* [What is required]
Could you show all lines in the entries below that contain the string "this"?

[Stored dataset items]
----

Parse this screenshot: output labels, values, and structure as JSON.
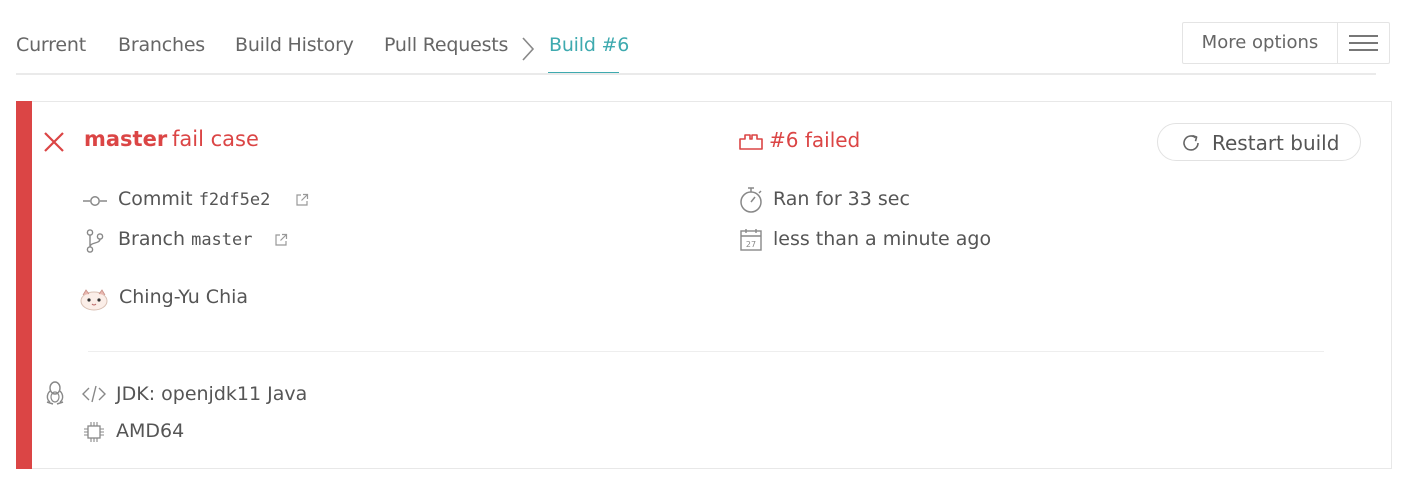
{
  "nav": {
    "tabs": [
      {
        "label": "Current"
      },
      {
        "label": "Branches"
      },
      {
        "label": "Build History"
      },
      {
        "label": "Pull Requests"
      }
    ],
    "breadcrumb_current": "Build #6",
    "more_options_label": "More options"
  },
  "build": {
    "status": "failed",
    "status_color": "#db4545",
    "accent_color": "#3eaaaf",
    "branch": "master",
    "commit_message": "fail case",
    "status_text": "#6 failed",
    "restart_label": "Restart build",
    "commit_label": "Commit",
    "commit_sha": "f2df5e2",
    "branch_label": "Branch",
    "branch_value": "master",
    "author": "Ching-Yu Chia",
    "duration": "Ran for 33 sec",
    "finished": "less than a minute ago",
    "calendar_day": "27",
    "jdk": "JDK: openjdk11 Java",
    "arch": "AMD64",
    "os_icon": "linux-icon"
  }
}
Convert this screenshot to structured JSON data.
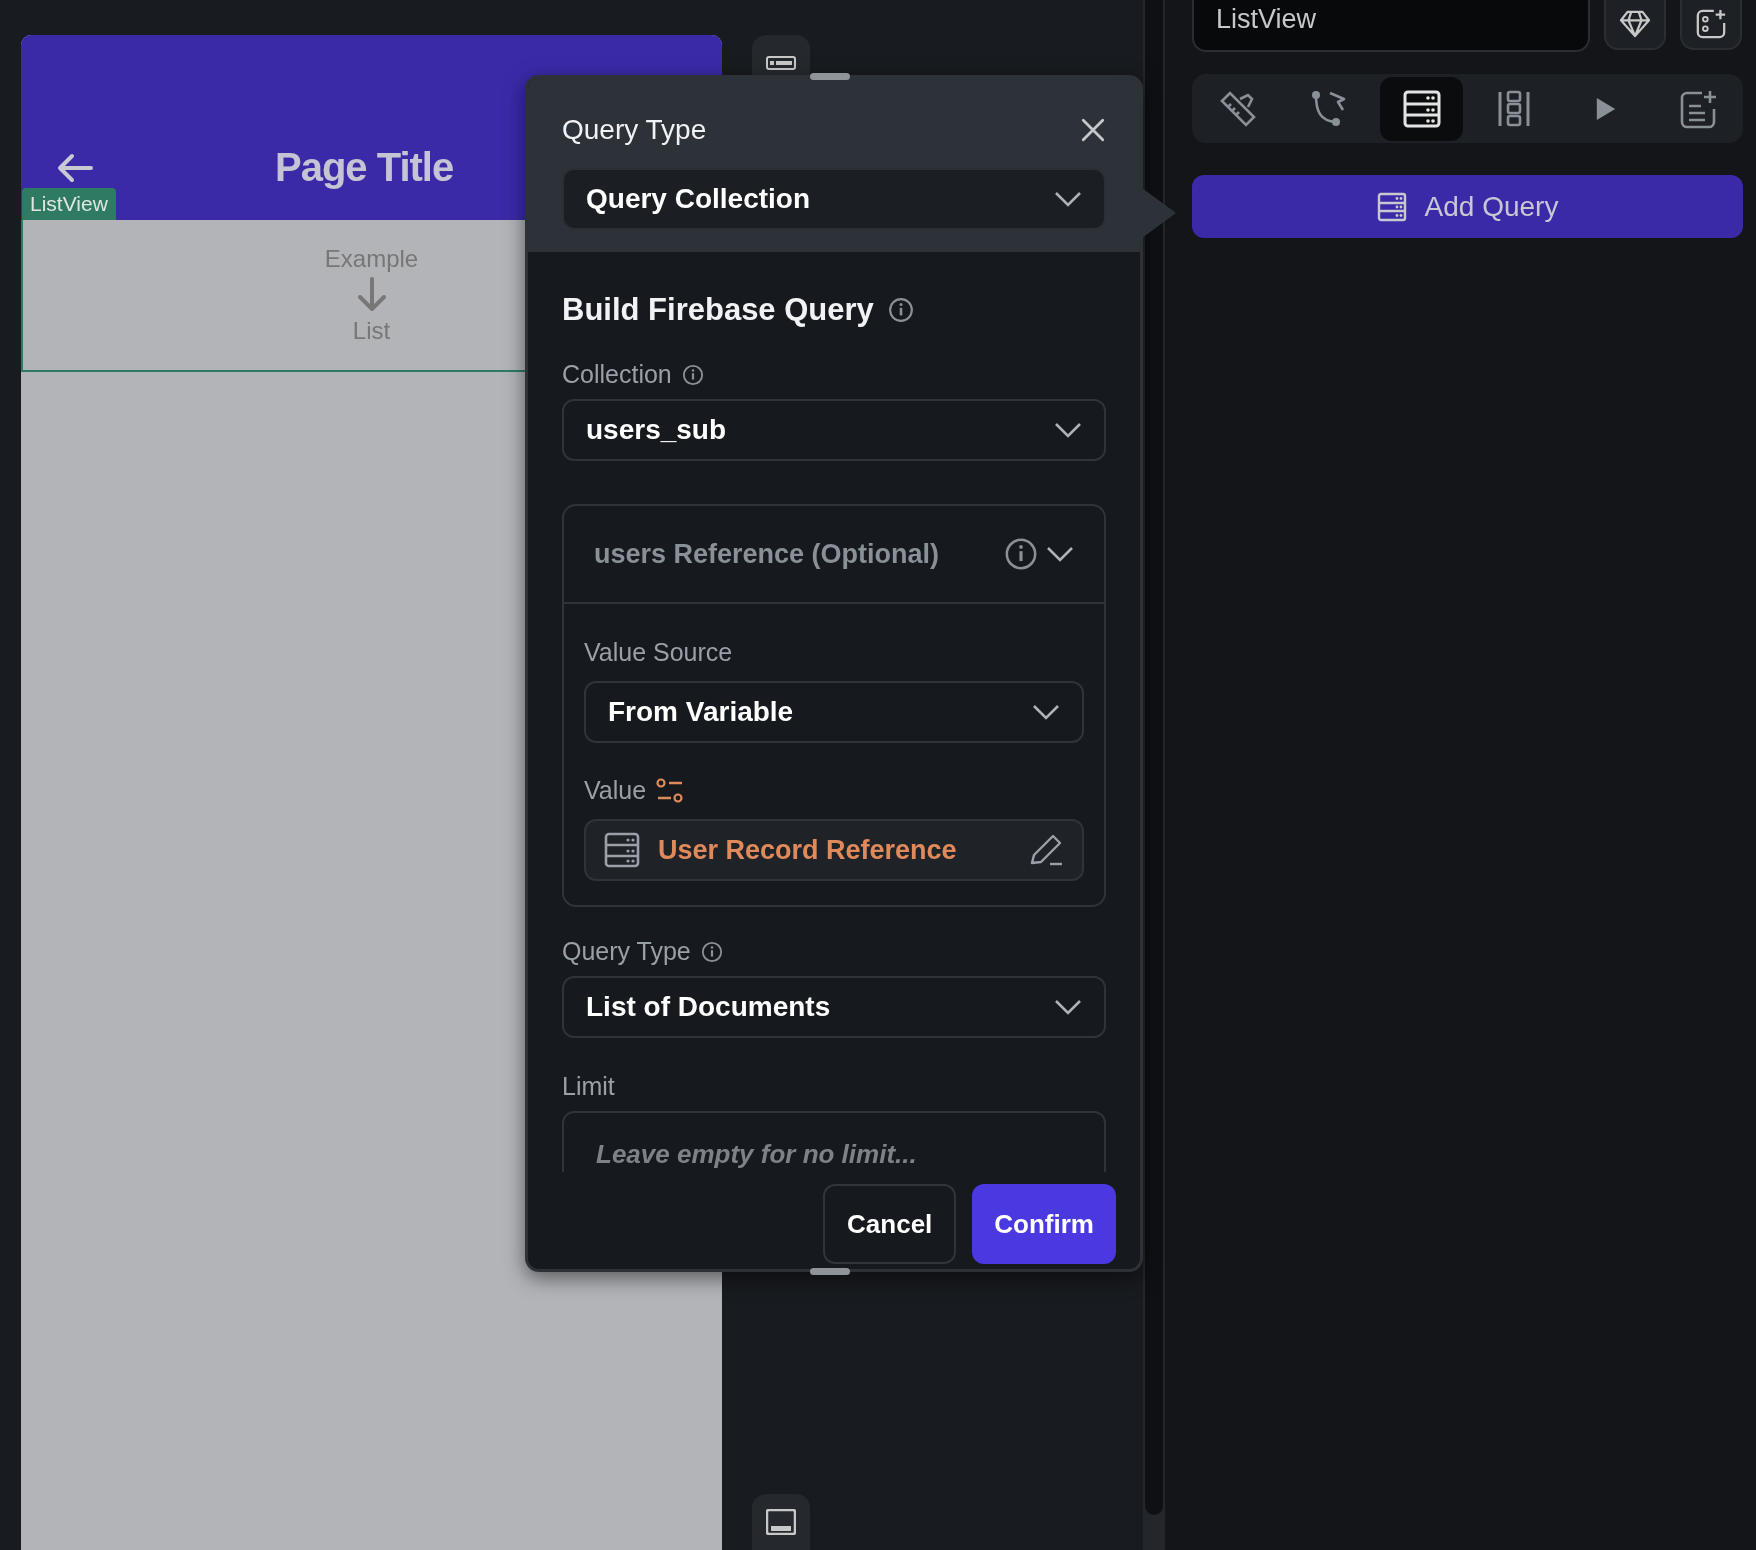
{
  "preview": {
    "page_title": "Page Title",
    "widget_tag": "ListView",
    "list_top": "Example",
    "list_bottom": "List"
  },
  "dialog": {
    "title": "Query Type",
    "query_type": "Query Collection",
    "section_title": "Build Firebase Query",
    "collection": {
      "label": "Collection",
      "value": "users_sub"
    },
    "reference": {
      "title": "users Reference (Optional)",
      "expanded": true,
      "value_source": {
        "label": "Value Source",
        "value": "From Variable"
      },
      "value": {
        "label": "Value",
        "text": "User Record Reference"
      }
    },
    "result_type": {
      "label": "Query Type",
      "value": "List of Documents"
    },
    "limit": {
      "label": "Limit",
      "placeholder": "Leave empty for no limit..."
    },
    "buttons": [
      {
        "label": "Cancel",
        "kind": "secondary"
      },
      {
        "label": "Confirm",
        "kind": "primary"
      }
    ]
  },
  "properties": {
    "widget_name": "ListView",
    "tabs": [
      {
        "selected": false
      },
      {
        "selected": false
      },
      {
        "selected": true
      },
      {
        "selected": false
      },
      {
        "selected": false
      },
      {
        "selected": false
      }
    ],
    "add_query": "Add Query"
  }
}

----

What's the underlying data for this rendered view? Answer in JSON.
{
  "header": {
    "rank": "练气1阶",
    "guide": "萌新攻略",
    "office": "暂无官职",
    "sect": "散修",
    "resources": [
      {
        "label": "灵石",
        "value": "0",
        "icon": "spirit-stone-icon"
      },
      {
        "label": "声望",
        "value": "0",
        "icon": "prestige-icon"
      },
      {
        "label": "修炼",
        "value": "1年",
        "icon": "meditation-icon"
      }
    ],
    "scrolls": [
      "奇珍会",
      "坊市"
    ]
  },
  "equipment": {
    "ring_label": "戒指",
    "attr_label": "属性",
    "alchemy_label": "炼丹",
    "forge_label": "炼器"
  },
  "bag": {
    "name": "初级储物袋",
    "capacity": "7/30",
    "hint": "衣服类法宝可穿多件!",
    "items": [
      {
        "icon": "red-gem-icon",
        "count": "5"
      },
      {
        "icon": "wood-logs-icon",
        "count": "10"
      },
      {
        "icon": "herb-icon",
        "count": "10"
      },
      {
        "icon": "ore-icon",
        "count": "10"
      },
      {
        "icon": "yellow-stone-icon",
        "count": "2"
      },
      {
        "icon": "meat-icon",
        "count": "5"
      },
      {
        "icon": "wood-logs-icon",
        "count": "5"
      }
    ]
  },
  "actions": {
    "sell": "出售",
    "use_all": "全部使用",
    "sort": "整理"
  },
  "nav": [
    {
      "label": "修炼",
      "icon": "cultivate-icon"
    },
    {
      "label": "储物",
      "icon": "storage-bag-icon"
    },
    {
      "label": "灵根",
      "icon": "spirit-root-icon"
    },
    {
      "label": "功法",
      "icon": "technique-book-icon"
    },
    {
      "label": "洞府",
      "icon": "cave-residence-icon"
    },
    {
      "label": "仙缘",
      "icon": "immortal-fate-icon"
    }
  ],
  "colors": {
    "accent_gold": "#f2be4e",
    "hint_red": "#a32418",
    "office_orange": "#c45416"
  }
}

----

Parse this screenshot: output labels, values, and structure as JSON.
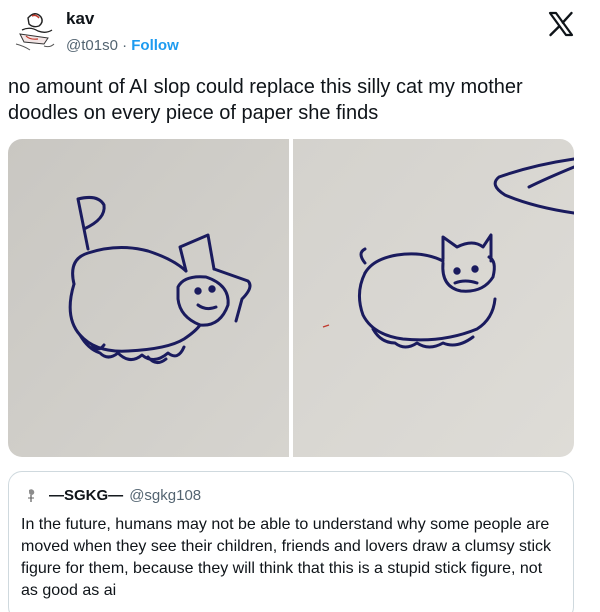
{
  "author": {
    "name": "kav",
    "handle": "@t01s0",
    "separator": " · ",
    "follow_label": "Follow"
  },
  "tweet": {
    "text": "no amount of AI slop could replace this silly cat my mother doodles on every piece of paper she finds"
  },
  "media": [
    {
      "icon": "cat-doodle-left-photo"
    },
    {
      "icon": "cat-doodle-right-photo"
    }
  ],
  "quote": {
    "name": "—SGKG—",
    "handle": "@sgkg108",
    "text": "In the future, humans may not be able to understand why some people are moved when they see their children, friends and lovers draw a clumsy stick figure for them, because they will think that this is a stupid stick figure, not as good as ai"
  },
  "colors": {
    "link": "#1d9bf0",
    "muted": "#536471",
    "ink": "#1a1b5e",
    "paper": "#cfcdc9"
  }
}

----

* [Response]
Parse this screenshot: output labels, values, and structure as JSON.
Convert this screenshot to structured JSON data.
What's the underlying data for this rendered view? Answer in JSON.
Parse this screenshot: output labels, values, and structure as JSON.
    "text": "no amount of AI slop could replace this silly cat my mother doodles on every piece of paper she finds"
    "text": "In the future, humans may not be able to understand why some people are moved when they see their children, friends and lovers draw a clumsy stick figure for them, because they will think that this is a stupid stick figure, not as good as ai"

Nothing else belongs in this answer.